helm install …’ command notifies you that the “deployment will be incomplete until you configure OpenCart with a resolvable host”.
To complete the OpenCart installation, we wait for the myopencart-mariadb-0 pod to start. Run the ‘
kubectl get pods’ command and confirm that the myopencart-mariadb-0 pod has successfully deployed and is in a running state. It may take a few minutes for the pod to enter a running state.
When the myopencart-mariadb-0 pod status is “Running”, we are ready to complete the configuration.
Observe that the output of the ‘
helm install’ command prompted you to run four Linux ‘export’ commands followed by a ‘
helm upgrade …’ command. The four
export commands set environment variables in the Linux shell. These environment variables are then used with the ‘
helm upgrade’ command to complete the OpenCart installation.
In the PuTTY terminal, highlight the four
export commands shown in the output of the ‘
helm install’ command and then past them into the terminal.
As noted, the
export commands are used to set four environment variables in the Linux shell: APP_HOST, APP_PASSWORD, DATABASE_ROOT_PASSWORD, and APP_DATABASE_PASSWORD. You can confirm that the environment variables have been set using the “
# echo $APP_HOST # echo $APP_PASSWORD # echo $DATABASE_ROOT_PASSWORD # echo $APP_DATABASE_PASSWORD
With the myopencart-mariadb-0 pod running and the four environment variables set, we are ready to complete the OpenCart installation by running the ‘
helm upgrade …’ command as shown in the output of the ‘
helm install’ command.
In the PuTTY terminal, highlight the ‘
helm upgrade …’ command shown in the output of the ‘

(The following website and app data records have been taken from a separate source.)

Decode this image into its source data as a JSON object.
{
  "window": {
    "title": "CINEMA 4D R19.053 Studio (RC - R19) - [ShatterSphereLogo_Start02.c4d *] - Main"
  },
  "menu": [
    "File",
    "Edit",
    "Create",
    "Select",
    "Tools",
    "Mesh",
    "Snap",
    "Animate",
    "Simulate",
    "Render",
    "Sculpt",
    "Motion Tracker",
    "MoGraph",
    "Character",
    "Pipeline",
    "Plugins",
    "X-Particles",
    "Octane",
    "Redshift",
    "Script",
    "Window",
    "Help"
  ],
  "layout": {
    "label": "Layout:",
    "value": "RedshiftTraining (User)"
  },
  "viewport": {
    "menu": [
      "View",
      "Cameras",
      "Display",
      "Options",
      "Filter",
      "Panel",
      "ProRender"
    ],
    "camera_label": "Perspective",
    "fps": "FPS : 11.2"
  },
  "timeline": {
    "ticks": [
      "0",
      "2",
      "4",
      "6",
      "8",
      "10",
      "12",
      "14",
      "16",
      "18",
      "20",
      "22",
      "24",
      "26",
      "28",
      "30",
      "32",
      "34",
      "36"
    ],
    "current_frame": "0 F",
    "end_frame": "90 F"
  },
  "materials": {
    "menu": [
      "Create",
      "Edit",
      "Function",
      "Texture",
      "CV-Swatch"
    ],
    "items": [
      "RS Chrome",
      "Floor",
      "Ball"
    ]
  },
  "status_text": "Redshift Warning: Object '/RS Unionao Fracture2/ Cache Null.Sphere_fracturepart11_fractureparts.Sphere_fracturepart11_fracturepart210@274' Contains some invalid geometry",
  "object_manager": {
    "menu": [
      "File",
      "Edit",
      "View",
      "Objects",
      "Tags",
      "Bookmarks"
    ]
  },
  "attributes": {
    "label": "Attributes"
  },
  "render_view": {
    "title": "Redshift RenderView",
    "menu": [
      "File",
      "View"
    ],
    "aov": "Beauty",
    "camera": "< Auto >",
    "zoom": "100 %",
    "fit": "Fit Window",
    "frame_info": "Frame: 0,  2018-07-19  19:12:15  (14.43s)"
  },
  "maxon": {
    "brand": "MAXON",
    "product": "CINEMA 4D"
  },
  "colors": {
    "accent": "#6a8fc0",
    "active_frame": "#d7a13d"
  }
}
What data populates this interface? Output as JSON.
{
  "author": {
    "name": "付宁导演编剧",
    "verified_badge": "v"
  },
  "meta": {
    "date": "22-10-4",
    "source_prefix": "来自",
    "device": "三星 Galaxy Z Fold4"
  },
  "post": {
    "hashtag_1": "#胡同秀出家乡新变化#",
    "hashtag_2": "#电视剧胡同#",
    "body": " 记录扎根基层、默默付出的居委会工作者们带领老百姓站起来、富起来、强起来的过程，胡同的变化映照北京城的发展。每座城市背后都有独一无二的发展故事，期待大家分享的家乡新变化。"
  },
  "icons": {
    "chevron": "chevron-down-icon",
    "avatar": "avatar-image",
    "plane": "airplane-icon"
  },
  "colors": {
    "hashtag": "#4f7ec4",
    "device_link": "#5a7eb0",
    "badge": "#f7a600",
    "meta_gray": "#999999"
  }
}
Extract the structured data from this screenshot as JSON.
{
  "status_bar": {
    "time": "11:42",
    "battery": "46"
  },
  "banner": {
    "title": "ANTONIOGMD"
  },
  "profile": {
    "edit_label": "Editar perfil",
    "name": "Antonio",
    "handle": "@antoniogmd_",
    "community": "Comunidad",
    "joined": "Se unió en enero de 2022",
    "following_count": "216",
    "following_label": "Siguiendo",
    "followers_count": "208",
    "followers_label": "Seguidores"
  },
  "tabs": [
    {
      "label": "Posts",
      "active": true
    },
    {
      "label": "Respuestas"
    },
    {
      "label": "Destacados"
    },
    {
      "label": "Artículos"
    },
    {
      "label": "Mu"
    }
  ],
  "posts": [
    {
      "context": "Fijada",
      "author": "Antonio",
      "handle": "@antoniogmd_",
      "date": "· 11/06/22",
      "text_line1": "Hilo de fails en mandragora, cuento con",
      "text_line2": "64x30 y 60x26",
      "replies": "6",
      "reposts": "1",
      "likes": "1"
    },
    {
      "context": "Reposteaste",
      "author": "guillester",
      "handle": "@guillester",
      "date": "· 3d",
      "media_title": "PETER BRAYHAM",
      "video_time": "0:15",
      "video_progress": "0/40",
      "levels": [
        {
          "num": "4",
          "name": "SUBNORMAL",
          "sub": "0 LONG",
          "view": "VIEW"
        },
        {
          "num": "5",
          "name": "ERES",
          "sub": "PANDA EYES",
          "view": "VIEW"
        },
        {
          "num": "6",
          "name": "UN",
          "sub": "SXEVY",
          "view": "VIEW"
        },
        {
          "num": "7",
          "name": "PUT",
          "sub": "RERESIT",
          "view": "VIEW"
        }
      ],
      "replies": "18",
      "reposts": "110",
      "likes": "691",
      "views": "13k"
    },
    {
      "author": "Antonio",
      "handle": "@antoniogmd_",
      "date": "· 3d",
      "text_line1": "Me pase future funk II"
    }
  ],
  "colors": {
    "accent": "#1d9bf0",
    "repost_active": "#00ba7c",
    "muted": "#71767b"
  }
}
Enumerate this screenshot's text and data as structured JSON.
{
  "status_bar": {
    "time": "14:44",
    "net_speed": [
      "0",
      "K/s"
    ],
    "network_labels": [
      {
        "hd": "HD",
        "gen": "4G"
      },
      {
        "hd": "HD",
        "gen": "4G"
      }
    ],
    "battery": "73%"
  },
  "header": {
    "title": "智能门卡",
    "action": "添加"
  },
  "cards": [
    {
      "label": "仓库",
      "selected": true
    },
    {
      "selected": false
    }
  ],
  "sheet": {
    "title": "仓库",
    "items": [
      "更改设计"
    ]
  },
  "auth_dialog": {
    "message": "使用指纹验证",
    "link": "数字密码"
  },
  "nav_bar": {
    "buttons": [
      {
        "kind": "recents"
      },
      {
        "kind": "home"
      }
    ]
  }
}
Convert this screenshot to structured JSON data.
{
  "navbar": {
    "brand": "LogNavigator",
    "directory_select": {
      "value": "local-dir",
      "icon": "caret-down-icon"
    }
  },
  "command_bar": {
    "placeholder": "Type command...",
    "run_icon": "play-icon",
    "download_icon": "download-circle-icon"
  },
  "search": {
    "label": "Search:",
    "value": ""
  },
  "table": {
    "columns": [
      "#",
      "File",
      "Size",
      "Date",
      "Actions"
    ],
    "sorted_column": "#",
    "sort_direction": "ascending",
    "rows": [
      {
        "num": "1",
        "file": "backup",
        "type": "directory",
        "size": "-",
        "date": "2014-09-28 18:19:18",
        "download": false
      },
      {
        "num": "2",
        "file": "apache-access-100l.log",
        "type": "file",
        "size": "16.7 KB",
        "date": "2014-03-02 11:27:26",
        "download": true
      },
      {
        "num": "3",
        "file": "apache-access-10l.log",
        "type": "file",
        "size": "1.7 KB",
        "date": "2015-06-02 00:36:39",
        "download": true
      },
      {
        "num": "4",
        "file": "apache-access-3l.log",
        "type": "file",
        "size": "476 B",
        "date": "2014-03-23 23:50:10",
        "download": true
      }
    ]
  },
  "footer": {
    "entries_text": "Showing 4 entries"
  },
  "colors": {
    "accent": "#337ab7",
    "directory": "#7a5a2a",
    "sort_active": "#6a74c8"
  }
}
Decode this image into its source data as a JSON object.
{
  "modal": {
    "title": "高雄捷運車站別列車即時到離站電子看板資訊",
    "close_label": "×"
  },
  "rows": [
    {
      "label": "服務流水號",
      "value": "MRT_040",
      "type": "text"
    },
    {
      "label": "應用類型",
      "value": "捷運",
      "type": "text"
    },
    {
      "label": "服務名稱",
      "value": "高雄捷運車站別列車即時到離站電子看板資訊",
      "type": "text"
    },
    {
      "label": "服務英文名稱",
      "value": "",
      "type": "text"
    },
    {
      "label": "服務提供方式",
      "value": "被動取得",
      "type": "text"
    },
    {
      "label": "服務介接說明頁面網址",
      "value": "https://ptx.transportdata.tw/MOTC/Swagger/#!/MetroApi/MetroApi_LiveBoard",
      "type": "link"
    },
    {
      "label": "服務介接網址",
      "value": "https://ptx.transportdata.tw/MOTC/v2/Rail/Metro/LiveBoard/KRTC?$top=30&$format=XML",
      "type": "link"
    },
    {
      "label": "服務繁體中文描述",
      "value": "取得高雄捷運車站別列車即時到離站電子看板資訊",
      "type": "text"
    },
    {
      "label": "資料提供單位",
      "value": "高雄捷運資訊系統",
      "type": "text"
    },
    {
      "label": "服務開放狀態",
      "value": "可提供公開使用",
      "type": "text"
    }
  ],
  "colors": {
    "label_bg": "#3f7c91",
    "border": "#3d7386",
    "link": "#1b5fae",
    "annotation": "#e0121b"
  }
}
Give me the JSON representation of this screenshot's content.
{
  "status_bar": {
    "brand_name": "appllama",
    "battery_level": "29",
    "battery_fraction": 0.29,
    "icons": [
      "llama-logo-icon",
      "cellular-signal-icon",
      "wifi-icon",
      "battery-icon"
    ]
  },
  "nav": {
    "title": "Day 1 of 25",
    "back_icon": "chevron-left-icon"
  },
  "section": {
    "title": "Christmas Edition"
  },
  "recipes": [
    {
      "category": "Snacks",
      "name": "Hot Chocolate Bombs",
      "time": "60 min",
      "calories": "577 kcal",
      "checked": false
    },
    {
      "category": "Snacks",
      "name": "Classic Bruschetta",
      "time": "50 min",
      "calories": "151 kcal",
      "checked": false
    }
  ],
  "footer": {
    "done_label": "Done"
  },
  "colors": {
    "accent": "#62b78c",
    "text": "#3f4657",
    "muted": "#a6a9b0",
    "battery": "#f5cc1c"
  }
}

helm install’ and then past the command into the terminal.
helm upgrade’ command completes the OpenCart installation by deploying a second pod and configuring an associated Kubernetes service. The final output shows the URL to connect to the OpenCart instance.
Step 3: Verify OpenCart Deployment
Run the ‘
kubectl get pods’ command until you see the pod enter a running state. Note that it can take 2 to 3 minutes for both OpenCart pods to enter a running state.
When the OpenCart pods are running, we are ready to access the shopping cart.
Open a new tab in the Chrome browser and type in the OpenCart URL shown in the output of the “
helm upgrade …” command. In this example, http://10.80.0.6.
We are connected to the OpenCart web server.
With the OpenCart application running, we can use the
helm commands to view additional details about the container-based application.
# kubectl get pods # kubectl get svc # kubectl get pvc # helm list
In this module we used Helm to deploy the OpenCart application, available from the Bitnami Application Catalog (), in order to show how easy it is for a developer to deploy a container-based application inside a Tanzu Kubernetes Cluster (TKC) running on a vSphere cluster that is part of a Cloud Foundation workload domain.
Module Key Takeaways
- TKCs are fully conformant Kubernetes clusters that are easily accessed using existing developer tools (i.e Helm).
- Developers do not require any vSphere knowledge or skills to deploy, configure, and run container-based workloads inside a TKC.
- TKCs are an ideal place for developers to develop, run, and deploy container-based workloads.